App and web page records

________________________________________

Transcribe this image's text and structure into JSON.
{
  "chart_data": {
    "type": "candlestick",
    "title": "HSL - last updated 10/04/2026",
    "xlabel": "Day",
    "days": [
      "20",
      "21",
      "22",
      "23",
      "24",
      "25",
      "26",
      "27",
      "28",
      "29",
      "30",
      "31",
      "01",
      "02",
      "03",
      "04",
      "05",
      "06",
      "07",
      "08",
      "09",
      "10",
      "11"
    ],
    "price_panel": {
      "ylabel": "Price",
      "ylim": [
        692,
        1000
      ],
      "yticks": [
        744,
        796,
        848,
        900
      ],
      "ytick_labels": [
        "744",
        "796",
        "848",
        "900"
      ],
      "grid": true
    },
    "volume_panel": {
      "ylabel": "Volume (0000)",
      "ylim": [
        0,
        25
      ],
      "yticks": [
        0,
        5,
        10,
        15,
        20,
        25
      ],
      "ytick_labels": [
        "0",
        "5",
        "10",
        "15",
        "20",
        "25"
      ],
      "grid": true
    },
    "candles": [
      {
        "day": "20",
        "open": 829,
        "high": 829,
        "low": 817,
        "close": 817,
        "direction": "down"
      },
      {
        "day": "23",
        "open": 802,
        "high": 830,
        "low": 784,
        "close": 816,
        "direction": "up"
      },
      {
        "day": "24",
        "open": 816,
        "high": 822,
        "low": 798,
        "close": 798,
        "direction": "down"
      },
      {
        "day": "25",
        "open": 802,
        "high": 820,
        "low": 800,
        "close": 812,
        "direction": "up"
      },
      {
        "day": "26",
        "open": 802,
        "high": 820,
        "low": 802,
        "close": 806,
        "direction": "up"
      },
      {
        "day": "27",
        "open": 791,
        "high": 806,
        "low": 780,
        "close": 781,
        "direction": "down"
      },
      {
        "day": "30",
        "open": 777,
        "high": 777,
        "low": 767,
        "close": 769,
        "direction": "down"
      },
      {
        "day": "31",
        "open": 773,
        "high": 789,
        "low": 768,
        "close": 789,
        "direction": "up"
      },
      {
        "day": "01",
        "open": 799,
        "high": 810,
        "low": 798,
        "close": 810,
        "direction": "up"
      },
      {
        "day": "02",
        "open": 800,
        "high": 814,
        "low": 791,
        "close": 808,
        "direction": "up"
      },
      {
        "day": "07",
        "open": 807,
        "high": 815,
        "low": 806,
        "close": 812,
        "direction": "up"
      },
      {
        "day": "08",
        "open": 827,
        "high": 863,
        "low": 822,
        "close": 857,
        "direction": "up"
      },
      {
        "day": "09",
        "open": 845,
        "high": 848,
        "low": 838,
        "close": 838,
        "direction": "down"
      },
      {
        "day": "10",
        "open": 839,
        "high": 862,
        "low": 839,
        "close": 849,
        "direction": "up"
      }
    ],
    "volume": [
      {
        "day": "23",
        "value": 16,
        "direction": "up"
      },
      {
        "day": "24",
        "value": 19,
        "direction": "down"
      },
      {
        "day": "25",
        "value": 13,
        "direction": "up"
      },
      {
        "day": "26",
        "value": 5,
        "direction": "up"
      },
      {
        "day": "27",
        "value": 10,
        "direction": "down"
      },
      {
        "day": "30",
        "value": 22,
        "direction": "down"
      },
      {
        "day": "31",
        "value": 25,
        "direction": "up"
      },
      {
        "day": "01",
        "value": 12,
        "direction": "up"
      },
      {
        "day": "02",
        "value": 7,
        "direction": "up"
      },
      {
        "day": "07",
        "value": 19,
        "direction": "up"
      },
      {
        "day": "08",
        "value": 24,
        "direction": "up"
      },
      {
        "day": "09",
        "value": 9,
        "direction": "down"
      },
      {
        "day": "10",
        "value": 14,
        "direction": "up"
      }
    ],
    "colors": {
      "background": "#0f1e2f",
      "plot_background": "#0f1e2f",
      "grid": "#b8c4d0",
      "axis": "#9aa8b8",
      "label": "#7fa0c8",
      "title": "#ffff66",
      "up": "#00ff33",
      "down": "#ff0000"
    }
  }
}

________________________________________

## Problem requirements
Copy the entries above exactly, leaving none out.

## Problem solution
Transcribe this image's text and structure into JSON.
{
  "chart_data": {
    "type": "candlestick",
    "title": "HSL - last updated 10/04/2026",
    "xlabel": "Day",
    "days": [
      "20",
      "21",
      "22",
      "23",
      "24",
      "25",
      "26",
      "27",
      "28",
      "29",
      "30",
      "31",
      "01",
      "02",
      "03",
      "04",
      "05",
      "06",
      "07",
      "08",
      "09",
      "10",
      "11"
    ],
    "price_panel": {
      "ylabel": "Price",
      "ylim": [
        692,
        1000
      ],
      "yticks": [
        744,
        796,
        848,
        900
      ],
      "ytick_labels": [
        "744",
        "796",
        "848",
        "900"
      ],
      "grid": true
    },
    "volume_panel": {
      "ylabel": "Volume (0000)",
      "ylim": [
        0,
        25
      ],
      "yticks": [
        0,
        5,
        10,
        15,
        20,
        25
      ],
      "ytick_labels": [
        "0",
        "5",
        "10",
        "15",
        "20",
        "25"
      ],
      "grid": true
    },
    "candles": [
      {
        "day": "20",
        "open": 829,
        "high": 829,
        "low": 817,
        "close": 817,
        "direction": "down"
      },
      {
        "day": "23",
        "open": 802,
        "high": 830,
        "low": 784,
        "close": 816,
        "direction": "up"
      },
      {
        "day": "24",
        "open": 816,
        "high": 822,
        "low": 798,
        "close": 798,
        "direction": "down"
      },
      {
        "day": "25",
        "open": 802,
        "high": 820,
        "low": 800,
        "close": 812,
        "direction": "up"
      },
      {
        "day": "26",
        "open": 802,
        "high": 820,
        "low": 802,
        "close": 806,
        "direction": "up"
      },
      {
        "day": "27",
        "open": 791,
        "high": 806,
        "low": 780,
        "close": 781,
        "direction": "down"
      },
      {
        "day": "30",
        "open": 777,
        "high": 777,
        "low": 767,
        "close": 769,
        "direction": "down"
      },
      {
        "day": "31",
        "open": 773,
        "high": 789,
        "low": 768,
        "close": 789,
        "direction": "up"
      },
      {
        "day": "01",
        "open": 799,
        "high": 810,
        "low": 798,
        "close": 810,
        "direction": "up"
      },
      {
        "day": "02",
        "open": 800,
        "high": 814,
        "low": 791,
        "close": 808,
        "direction": "up"
      },
      {
        "day": "07",
        "open": 807,
        "high": 815,
        "low": 806,
        "close": 812,
        "direction": "up"
      },
      {
        "day": "08",
        "open": 827,
        "high": 863,
        "low": 822,
        "close": 857,
        "direction": "up"
      },
      {
        "day": "09",
        "open": 845,
        "high": 848,
        "low": 838,
        "close": 838,
        "direction": "down"
      },
      {
        "day": "10",
        "open": 839,
        "high": 862,
        "low": 839,
        "close": 849,
        "direction": "up"
      }
    ],
    "volume": [
      {
        "day": "23",
        "value": 16,
        "direction": "up"
      },
      {
        "day": "24",
        "value": 19,
        "direction": "down"
      },
      {
        "day": "25",
        "value": 13,
        "direction": "up"
      },
      {
        "day": "26",
        "value": 5,
        "direction": "up"
      },
      {
        "day": "27",
        "value": 10,
        "direction": "down"
      },
      {
        "day": "30",
        "value": 22,
        "direction": "down"
      },
      {
        "day": "31",
        "value": 25,
        "direction": "up"
      },
      {
        "day": "01",
        "value": 12,
        "direction": "up"
      },
      {
        "day": "02",
        "value": 7,
        "direction": "up"
      },
      {
        "day": "07",
        "value": 19,
        "direction": "up"
      },
      {
        "day": "08",
        "value": 24,
        "direction": "up"
      },
      {
        "day": "09",
        "value": 9,
        "direction": "down"
      },
      {
        "day": "10",
        "value": 14,
        "direction": "up"
      }
    ],
    "colors": {
      "background": "#0f1e2f",
      "plot_background": "#0f1e2f",
      "grid": "#b8c4d0",
      "axis": "#9aa8b8",
      "label": "#7fa0c8",
      "title": "#ffff66",
      "up": "#00ff33",
      "down": "#ff0000"
    }
  }
}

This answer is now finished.